# [What this task involves]
Nothing but the records, repeated word for word and free of pictures, belongs in the answer.

# [Records for this task]
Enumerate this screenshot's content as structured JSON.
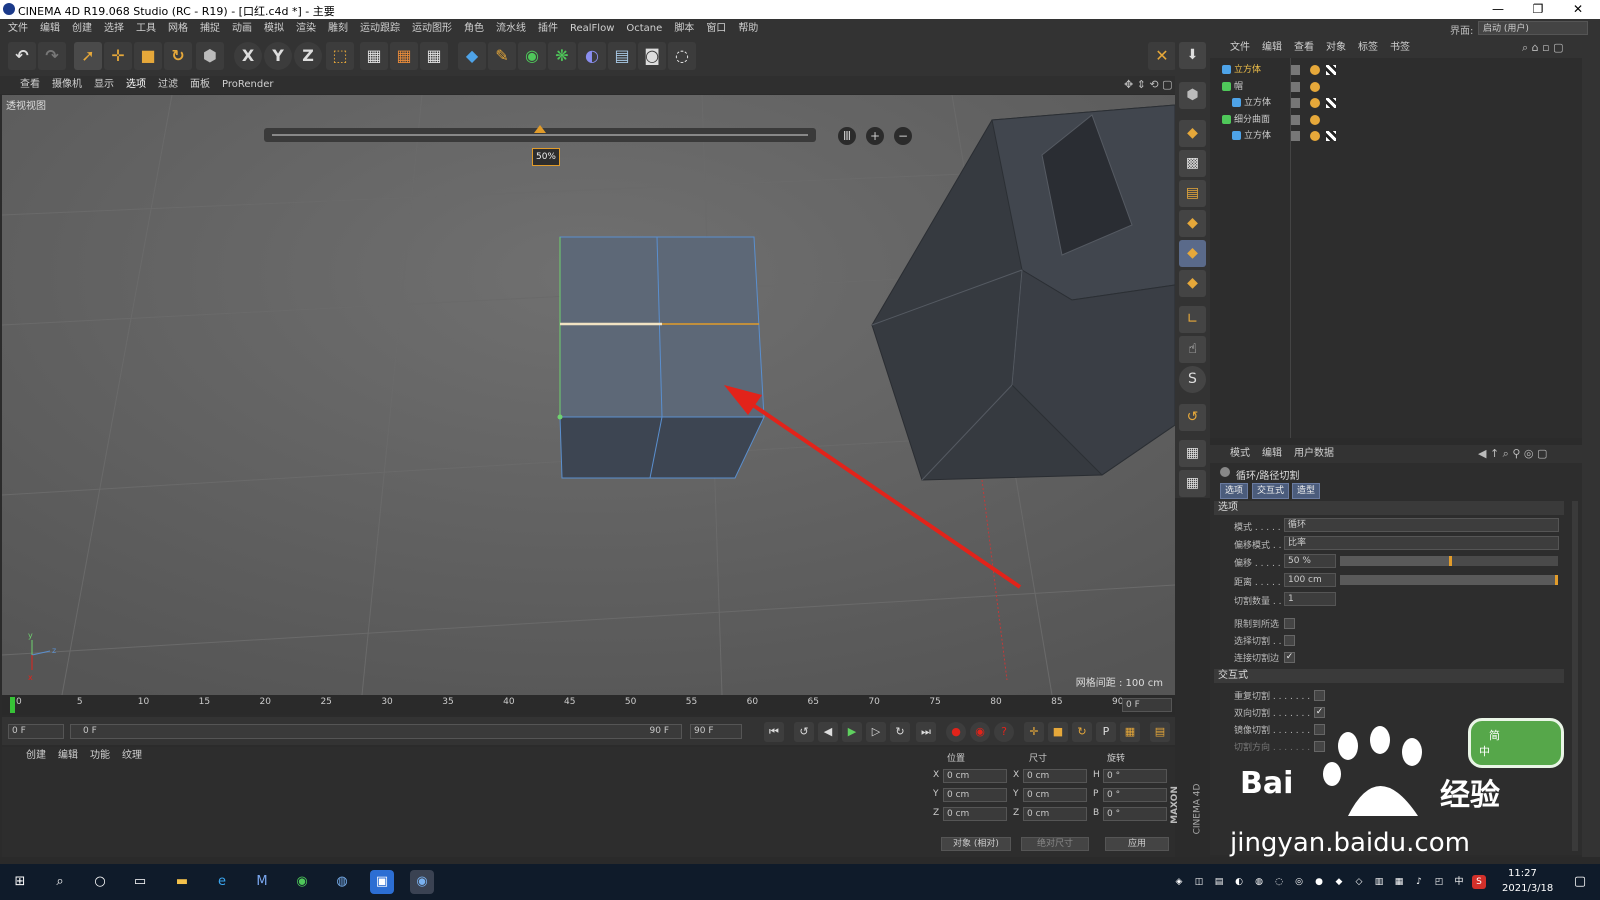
{
  "window": {
    "title": "CINEMA 4D R19.068 Studio (RC - R19) - [口红.c4d *] - 主要",
    "minimize": "—",
    "restore": "❐",
    "close": "✕"
  },
  "menubar": {
    "items": [
      "文件",
      "编辑",
      "创建",
      "选择",
      "工具",
      "网格",
      "捕捉",
      "动画",
      "模拟",
      "渲染",
      "雕刻",
      "运动跟踪",
      "运动图形",
      "角色",
      "流水线",
      "插件",
      "RealFlow",
      "Octane",
      "脚本",
      "窗口",
      "帮助"
    ],
    "layout_label": "界面:",
    "layout_value": "启动 (用户)"
  },
  "toolbar": {
    "axis_x": "X",
    "axis_y": "Y",
    "axis_z": "Z"
  },
  "viewmenu": {
    "items": [
      "查看",
      "摄像机",
      "显示",
      "选项",
      "过滤",
      "面板",
      "ProRender"
    ]
  },
  "viewport": {
    "title": "透视视图",
    "grid_spacing": "网格间距 : 100 cm",
    "slider_value": "50%",
    "slider_fraction": 0.5,
    "btn_pause": "Ⅲ",
    "btn_plus": "+",
    "btn_minus": "−"
  },
  "object_manager": {
    "menu": [
      "文件",
      "编辑",
      "查看",
      "对象",
      "标签",
      "书签"
    ],
    "objects": [
      {
        "name": "立方体",
        "indent": 0
      },
      {
        "name": "帽",
        "indent": 0
      },
      {
        "name": "立方体",
        "indent": 1
      },
      {
        "name": "细分曲面",
        "indent": 0
      },
      {
        "name": "立方体",
        "indent": 1
      }
    ]
  },
  "attribute_manager": {
    "menu": [
      "模式",
      "编辑",
      "用户数据"
    ],
    "title": "循环/路径切割",
    "tabs": [
      "选项",
      "交互式",
      "造型"
    ],
    "section_options": "选项",
    "mode_label": "模式 . . . . .",
    "mode_value": "循环",
    "offset_mode_label": "偏移模式 . .",
    "offset_mode_value": "比率",
    "offset_label": "偏移 . . . . .",
    "offset_value": "50 %",
    "offset_fraction": 0.5,
    "distance_label": "距离 . . . . .",
    "distance_value": "100 cm",
    "distance_fraction": 1.0,
    "cut_count_label": "切割数量 . .",
    "cut_count_value": "1",
    "limit_label": "限制到所选",
    "select_cut_label": "选择切割 . .",
    "connect_label": "连接切割边",
    "connect_checked": "✓",
    "section_interactive": "交互式",
    "repeat_label": "重复切割 . . . . . . .",
    "bidirectional_label": "双向切割 . . . . . . .",
    "bidirectional_checked": "✓",
    "mirror_label": "镜像切割 . . . . . . .",
    "direction_label": "切割方向 . . . . . . ."
  },
  "timeline": {
    "ticks": [
      "0",
      "5",
      "10",
      "15",
      "20",
      "25",
      "30",
      "35",
      "40",
      "45",
      "50",
      "55",
      "60",
      "65",
      "70",
      "75",
      "80",
      "85",
      "90"
    ],
    "end_field": "0 F"
  },
  "transport": {
    "start_field": "0 F",
    "range_start": "0 F",
    "range_end": "90 F",
    "end_field": "90 F"
  },
  "material_manager": {
    "menu": [
      "创建",
      "编辑",
      "功能",
      "纹理"
    ]
  },
  "coord_manager": {
    "header_pos": "位置",
    "header_size": "尺寸",
    "header_rot": "旋转",
    "rows": [
      {
        "axis": "X",
        "pos": "0 cm",
        "size_axis": "X",
        "size": "0 cm",
        "rot_axis": "H",
        "rot": "0 °"
      },
      {
        "axis": "Y",
        "pos": "0 cm",
        "size_axis": "Y",
        "size": "0 cm",
        "rot_axis": "P",
        "rot": "0 °"
      },
      {
        "axis": "Z",
        "pos": "0 cm",
        "size_axis": "Z",
        "size": "0 cm",
        "rot_axis": "B",
        "rot": "0 °"
      }
    ],
    "mode_object": "对象 (相对)",
    "mode_size": "绝对尺寸",
    "apply": "应用"
  },
  "branding": {
    "maxon": "MAXON",
    "cinema": "CINEMA 4D"
  },
  "watermark": {
    "brand": "Bai",
    "jingyan": "经验",
    "url": "jingyan.baidu.com"
  },
  "taskbar": {
    "time": "11:27",
    "date": "2021/3/18",
    "ime": "中"
  },
  "colors": {
    "accent": "#e29c2a",
    "selection_edge": "#f1e3c3",
    "arrow": "#e2231a"
  }
}
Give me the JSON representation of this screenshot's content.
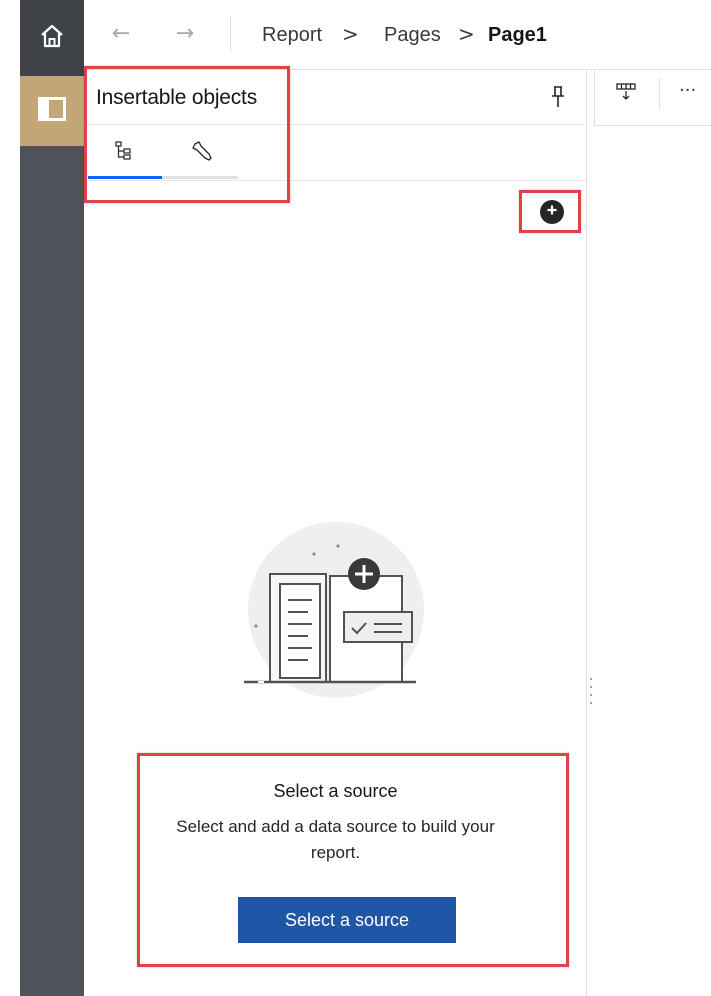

# [Answer to this exercise]
Enumerate this screenshot's content as structured JSON.
{
  "window": {
    "title": "CINEMA 4D R19.068 Studio (RC - R19) - [口红.c4d *] - 主要",
    "minimize": "—",
    "restore": "❐",
    "close": "✕"
  },
  "menubar": {
    "items": [
      "文件",
      "编辑",
      "创建",
      "选择",
      "工具",
      "网格",
      "捕捉",
      "动画",
      "模拟",
      "渲染",
      "雕刻",
      "运动跟踪",
      "运动图形",
      "角色",
      "流水线",
      "插件",
      "RealFlow",
      "Octane",
      "脚本",
      "窗口",
      "帮助"
    ],
    "layout_label": "界面:",
    "layout_value": "启动 (用户)"
  },
  "toolbar": {
    "axis_x": "X",
    "axis_y": "Y",
    "axis_z": "Z"
  },
  "viewmenu": {
    "items": [
      "查看",
      "摄像机",
      "显示",
      "选项",
      "过滤",
      "面板",
      "ProRender"
    ]
  },
  "viewport": {
    "title": "透视视图",
    "grid_spacing": "网格间距 : 100 cm",
    "slider_value": "50%",
    "slider_fraction": 0.5,
    "btn_pause": "Ⅲ",
    "btn_plus": "+",
    "btn_minus": "−"
  },
  "object_manager": {
    "menu": [
      "文件",
      "编辑",
      "查看",
      "对象",
      "标签",
      "书签"
    ],
    "objects": [
      {
        "name": "立方体",
        "indent": 0
      },
      {
        "name": "帽",
        "indent": 0
      },
      {
        "name": "立方体",
        "indent": 1
      },
      {
        "name": "细分曲面",
        "indent": 0
      },
      {
        "name": "立方体",
        "indent": 1
      }
    ]
  },
  "attribute_manager": {
    "menu": [
      "模式",
      "编辑",
      "用户数据"
    ],
    "title": "循环/路径切割",
    "tabs": [
      "选项",
      "交互式",
      "造型"
    ],
    "section_options": "选项",
    "mode_label": "模式 . . . . .",
    "mode_value": "循环",
    "offset_mode_label": "偏移模式 . .",
    "offset_mode_value": "比率",
    "offset_label": "偏移 . . . . .",
    "offset_value": "50 %",
    "offset_fraction": 0.5,
    "distance_label": "距离 . . . . .",
    "distance_value": "100 cm",
    "distance_fraction": 1.0,
    "cut_count_label": "切割数量 . .",
    "cut_count_value": "1",
    "limit_label": "限制到所选",
    "select_cut_label": "选择切割 . .",
    "connect_label": "连接切割边",
    "connect_checked": "✓",
    "section_interactive": "交互式",
    "repeat_label": "重复切割 . . . . . . .",
    "bidirectional_label": "双向切割 . . . . . . .",
    "bidirectional_checked": "✓",
    "mirror_label": "镜像切割 . . . . . . .",
    "direction_label": "切割方向 . . . . . . ."
  },
  "timeline": {
    "ticks": [
      "0",
      "5",
      "10",
      "15",
      "20",
      "25",
      "30",
      "35",
      "40",
      "45",
      "50",
      "55",
      "60",
      "65",
      "70",
      "75",
      "80",
      "85",
      "90"
    ],
    "end_field": "0 F"
  },
  "transport": {
    "start_field": "0 F",
    "range_start": "0 F",
    "range_end": "90 F",
    "end_field": "90 F"
  },
  "material_manager": {
    "menu": [
      "创建",
      "编辑",
      "功能",
      "纹理"
    ]
  },
  "coord_manager": {
    "header_pos": "位置",
    "header_size": "尺寸",
    "header_rot": "旋转",
    "rows": [
      {
        "axis": "X",
        "pos": "0 cm",
        "size_axis": "X",
        "size": "0 cm",
        "rot_axis": "H",
        "rot": "0 °"
      },
      {
        "axis": "Y",
        "pos": "0 cm",
        "size_axis": "Y",
        "size": "0 cm",
        "rot_axis": "P",
        "rot": "0 °"
      },
      {
        "axis": "Z",
        "pos": "0 cm",
        "size_axis": "Z",
        "size": "0 cm",
        "rot_axis": "B",
        "rot": "0 °"
      }
    ],
    "mode_object": "对象 (相对)",
    "mode_size": "绝对尺寸",
    "apply": "应用"
  },
  "branding": {
    "maxon": "MAXON",
    "cinema": "CINEMA 4D"
  },
  "watermark": {
    "brand": "Bai",
    "jingyan": "经验",
    "url": "jingyan.baidu.com"
  },
  "taskbar": {
    "time": "11:27",
    "date": "2021/3/18",
    "ime": "中"
  },
  "colors": {
    "accent": "#e29c2a",
    "selection_edge": "#f1e3c3",
    "arrow": "#e2231a"
  }
}
Give me the JSON representation of this screenshot's content.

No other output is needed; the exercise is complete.